The problem:
The result should be a full, exact repeat of the entries, free of pictures.

Given records:
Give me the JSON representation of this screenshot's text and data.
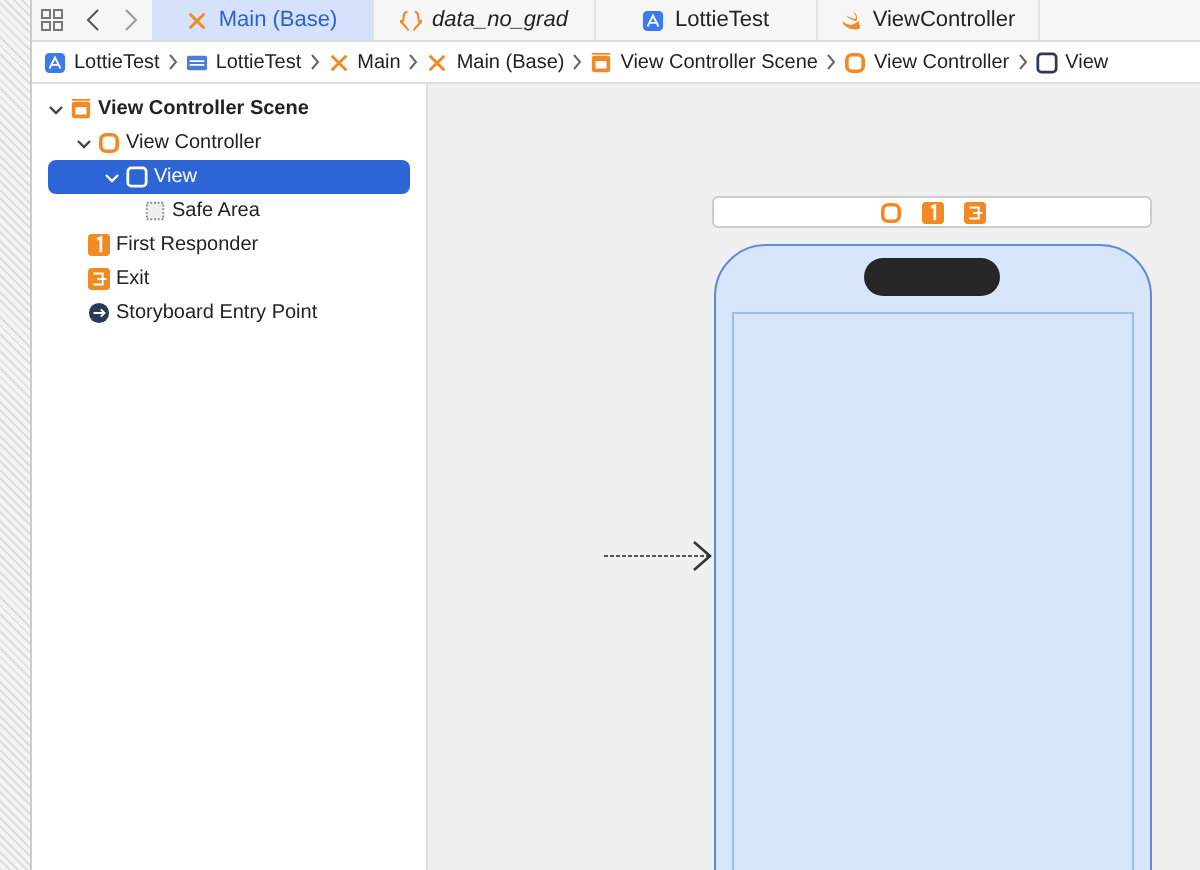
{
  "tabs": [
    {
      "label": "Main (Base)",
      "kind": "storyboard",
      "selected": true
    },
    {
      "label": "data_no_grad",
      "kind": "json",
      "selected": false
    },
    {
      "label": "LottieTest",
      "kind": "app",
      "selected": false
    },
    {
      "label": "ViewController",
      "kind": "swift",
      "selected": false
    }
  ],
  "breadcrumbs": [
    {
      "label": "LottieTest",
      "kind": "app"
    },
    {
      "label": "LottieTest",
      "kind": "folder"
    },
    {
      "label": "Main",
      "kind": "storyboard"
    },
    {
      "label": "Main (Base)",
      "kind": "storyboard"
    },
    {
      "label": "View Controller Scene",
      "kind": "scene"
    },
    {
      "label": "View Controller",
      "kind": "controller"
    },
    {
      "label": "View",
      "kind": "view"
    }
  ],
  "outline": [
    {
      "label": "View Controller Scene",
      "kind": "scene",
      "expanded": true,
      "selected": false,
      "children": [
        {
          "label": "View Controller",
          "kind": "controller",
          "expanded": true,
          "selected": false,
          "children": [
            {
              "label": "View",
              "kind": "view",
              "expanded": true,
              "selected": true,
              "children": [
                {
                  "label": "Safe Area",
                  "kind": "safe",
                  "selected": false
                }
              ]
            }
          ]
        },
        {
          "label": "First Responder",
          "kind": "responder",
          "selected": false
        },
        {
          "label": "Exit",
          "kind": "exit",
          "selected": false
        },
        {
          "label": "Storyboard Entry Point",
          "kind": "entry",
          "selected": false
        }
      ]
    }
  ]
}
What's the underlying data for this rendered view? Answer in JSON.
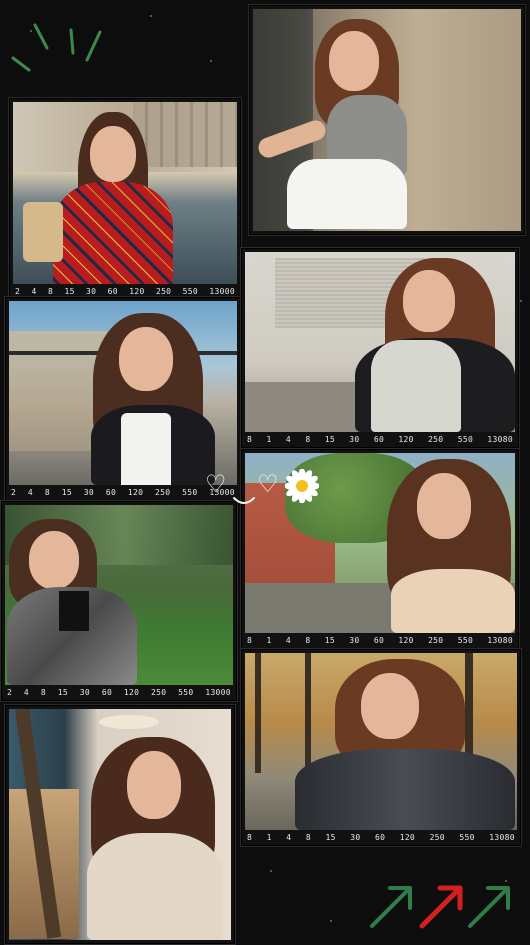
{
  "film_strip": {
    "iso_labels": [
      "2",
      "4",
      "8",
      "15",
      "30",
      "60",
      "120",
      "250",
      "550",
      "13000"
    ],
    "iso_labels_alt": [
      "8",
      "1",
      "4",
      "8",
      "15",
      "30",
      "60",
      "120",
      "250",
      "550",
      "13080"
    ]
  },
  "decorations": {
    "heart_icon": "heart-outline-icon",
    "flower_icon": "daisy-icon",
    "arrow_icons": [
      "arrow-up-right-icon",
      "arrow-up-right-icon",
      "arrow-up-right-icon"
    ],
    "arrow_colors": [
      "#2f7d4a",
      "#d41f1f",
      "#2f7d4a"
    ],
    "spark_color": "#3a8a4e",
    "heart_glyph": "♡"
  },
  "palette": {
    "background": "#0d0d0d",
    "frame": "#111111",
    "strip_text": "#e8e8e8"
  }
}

Problem solution:
Give me the JSON representation of this screenshot's text and data.
{
  "tabs": [
    {
      "label": "Main (Base)",
      "kind": "storyboard",
      "selected": true
    },
    {
      "label": "data_no_grad",
      "kind": "json",
      "selected": false
    },
    {
      "label": "LottieTest",
      "kind": "app",
      "selected": false
    },
    {
      "label": "ViewController",
      "kind": "swift",
      "selected": false
    }
  ],
  "breadcrumbs": [
    {
      "label": "LottieTest",
      "kind": "app"
    },
    {
      "label": "LottieTest",
      "kind": "folder"
    },
    {
      "label": "Main",
      "kind": "storyboard"
    },
    {
      "label": "Main (Base)",
      "kind": "storyboard"
    },
    {
      "label": "View Controller Scene",
      "kind": "scene"
    },
    {
      "label": "View Controller",
      "kind": "controller"
    },
    {
      "label": "View",
      "kind": "view"
    }
  ],
  "outline": [
    {
      "label": "View Controller Scene",
      "kind": "scene",
      "expanded": true,
      "selected": false,
      "children": [
        {
          "label": "View Controller",
          "kind": "controller",
          "expanded": true,
          "selected": false,
          "children": [
            {
              "label": "View",
              "kind": "view",
              "expanded": true,
              "selected": true,
              "children": [
                {
                  "label": "Safe Area",
                  "kind": "safe",
                  "selected": false
                }
              ]
            }
          ]
        },
        {
          "label": "First Responder",
          "kind": "responder",
          "selected": false
        },
        {
          "label": "Exit",
          "kind": "exit",
          "selected": false
        },
        {
          "label": "Storyboard Entry Point",
          "kind": "entry",
          "selected": false
        }
      ]
    }
  ]
}
What's the underlying data for this rendered view? Answer in JSON.
{
  "film_strip": {
    "iso_labels": [
      "2",
      "4",
      "8",
      "15",
      "30",
      "60",
      "120",
      "250",
      "550",
      "13000"
    ],
    "iso_labels_alt": [
      "8",
      "1",
      "4",
      "8",
      "15",
      "30",
      "60",
      "120",
      "250",
      "550",
      "13080"
    ]
  },
  "decorations": {
    "heart_icon": "heart-outline-icon",
    "flower_icon": "daisy-icon",
    "arrow_icons": [
      "arrow-up-right-icon",
      "arrow-up-right-icon",
      "arrow-up-right-icon"
    ],
    "arrow_colors": [
      "#2f7d4a",
      "#d41f1f",
      "#2f7d4a"
    ],
    "spark_color": "#3a8a4e",
    "heart_glyph": "♡"
  },
  "palette": {
    "background": "#0d0d0d",
    "frame": "#111111",
    "strip_text": "#e8e8e8"
  }
}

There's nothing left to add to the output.